= What is being asked =
In the material below, find all lines with the string "image" and copy them.

= Information shown =
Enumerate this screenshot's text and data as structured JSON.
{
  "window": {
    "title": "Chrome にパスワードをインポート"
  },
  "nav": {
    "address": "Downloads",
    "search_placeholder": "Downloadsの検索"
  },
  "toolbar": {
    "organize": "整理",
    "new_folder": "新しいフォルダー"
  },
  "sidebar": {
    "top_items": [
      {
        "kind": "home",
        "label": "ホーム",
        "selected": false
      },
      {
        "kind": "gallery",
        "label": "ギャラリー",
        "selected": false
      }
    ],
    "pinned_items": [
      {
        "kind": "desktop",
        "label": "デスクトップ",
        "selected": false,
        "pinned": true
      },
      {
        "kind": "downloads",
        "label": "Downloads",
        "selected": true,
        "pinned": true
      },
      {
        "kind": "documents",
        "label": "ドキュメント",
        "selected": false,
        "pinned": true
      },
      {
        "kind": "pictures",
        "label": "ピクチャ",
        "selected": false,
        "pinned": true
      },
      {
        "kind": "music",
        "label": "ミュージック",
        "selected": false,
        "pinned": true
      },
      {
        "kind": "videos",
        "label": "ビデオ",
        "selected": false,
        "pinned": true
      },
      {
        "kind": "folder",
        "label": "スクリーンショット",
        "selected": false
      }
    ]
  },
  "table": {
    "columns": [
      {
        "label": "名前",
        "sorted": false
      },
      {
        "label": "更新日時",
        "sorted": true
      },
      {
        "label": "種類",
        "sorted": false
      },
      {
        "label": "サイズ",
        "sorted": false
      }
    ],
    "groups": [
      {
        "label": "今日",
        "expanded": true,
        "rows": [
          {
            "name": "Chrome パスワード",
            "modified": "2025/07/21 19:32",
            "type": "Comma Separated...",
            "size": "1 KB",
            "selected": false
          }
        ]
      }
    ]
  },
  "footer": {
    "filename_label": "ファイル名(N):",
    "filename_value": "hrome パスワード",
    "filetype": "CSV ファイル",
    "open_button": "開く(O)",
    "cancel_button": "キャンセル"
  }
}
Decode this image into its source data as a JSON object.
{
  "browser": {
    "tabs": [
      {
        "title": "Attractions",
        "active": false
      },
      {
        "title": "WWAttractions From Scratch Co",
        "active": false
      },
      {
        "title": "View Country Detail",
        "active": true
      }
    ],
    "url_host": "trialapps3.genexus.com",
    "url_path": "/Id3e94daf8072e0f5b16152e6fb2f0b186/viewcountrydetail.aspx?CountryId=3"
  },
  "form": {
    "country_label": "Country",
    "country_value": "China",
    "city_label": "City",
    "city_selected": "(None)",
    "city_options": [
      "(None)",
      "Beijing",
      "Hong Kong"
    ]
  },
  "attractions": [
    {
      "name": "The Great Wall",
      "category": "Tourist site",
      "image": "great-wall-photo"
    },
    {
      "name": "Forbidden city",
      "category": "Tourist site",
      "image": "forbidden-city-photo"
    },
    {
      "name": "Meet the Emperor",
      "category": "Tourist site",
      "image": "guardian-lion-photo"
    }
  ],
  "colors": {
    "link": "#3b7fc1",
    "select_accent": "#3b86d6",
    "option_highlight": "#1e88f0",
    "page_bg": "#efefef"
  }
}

= Reply =
Decode this image into its source data as a JSON object.
      "image": "great-wall-photo"
      "image": "forbidden-city-photo"
      "image": "guardian-lion-photo"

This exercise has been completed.